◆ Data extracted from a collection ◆
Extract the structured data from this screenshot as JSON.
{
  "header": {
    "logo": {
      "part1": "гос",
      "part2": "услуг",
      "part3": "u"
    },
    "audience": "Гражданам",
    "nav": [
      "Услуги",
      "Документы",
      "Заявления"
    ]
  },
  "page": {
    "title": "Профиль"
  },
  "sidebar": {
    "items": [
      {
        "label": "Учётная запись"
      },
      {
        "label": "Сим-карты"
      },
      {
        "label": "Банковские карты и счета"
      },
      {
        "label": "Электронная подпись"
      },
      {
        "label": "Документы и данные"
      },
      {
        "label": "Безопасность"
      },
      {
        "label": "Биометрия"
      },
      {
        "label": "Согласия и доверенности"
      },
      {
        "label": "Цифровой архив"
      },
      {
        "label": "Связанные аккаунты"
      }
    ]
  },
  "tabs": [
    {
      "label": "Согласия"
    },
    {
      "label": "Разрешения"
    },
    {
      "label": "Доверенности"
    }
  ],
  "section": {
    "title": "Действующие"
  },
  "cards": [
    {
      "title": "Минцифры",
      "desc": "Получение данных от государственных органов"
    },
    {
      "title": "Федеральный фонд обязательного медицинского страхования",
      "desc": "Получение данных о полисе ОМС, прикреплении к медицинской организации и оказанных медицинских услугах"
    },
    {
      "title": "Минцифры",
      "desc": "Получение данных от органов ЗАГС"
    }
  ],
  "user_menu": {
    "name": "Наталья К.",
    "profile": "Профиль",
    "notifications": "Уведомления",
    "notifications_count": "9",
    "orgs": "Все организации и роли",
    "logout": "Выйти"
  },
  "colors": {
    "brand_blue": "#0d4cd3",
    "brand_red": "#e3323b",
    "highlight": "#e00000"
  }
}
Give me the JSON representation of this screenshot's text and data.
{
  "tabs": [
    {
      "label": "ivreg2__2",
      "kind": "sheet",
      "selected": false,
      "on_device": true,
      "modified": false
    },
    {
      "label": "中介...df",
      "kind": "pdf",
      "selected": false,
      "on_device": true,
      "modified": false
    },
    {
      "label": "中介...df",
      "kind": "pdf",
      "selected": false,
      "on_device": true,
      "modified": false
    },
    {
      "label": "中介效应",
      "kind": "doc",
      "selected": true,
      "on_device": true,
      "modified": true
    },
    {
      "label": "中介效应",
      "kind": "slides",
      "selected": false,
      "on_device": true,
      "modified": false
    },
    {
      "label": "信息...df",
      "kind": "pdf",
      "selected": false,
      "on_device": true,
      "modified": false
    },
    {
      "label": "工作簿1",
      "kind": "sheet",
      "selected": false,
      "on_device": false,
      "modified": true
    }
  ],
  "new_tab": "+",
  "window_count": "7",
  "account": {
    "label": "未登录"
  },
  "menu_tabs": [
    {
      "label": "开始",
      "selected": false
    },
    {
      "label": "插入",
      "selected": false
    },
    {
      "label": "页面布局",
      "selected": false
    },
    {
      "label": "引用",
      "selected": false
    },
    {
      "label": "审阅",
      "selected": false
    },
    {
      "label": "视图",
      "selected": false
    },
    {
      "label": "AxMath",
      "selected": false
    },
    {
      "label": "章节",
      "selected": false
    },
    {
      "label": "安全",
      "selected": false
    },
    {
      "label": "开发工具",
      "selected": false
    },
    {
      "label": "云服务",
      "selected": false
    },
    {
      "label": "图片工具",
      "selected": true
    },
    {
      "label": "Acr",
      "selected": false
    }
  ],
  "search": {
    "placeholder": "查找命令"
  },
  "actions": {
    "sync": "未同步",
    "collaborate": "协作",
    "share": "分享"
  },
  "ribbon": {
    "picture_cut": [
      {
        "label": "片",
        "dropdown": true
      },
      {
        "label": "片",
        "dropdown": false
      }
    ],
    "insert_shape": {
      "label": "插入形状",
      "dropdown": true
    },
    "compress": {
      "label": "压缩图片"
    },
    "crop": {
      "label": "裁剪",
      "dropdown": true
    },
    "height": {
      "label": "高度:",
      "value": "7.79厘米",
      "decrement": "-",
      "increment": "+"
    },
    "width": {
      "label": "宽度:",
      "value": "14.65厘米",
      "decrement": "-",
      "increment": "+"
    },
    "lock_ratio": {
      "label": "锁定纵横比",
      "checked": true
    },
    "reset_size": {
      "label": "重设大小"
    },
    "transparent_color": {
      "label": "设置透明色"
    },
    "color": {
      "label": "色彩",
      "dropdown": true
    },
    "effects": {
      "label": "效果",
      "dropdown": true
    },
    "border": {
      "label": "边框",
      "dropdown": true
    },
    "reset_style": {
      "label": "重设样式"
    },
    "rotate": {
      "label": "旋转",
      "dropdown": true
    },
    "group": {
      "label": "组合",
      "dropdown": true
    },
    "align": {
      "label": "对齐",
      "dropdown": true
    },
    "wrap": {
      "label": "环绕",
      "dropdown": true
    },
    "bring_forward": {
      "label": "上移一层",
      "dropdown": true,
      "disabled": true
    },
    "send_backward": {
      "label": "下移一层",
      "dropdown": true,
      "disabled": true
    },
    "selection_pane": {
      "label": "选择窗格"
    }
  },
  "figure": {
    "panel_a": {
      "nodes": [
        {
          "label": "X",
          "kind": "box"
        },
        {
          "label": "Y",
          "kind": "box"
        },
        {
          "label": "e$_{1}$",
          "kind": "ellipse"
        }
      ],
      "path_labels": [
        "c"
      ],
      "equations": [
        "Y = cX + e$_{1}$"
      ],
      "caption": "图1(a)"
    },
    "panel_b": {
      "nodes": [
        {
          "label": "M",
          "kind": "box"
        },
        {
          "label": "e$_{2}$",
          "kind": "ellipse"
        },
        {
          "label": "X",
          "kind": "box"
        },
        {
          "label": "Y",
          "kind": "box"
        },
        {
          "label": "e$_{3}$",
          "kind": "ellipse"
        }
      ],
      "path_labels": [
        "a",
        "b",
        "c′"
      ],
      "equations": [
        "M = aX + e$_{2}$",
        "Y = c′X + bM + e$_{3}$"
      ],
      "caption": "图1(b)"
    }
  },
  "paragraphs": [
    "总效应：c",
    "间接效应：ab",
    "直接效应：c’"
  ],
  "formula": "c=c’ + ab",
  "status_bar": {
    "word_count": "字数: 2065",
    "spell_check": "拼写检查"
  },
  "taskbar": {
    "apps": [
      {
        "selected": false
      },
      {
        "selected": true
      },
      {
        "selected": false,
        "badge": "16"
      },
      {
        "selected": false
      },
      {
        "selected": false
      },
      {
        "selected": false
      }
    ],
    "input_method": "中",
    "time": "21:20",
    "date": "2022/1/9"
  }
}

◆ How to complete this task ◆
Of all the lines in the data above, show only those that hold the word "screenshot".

◆ Problem solution ◆
Extract the structured data from this screenshot as JSON.
Give me the JSON representation of this screenshot's text and data.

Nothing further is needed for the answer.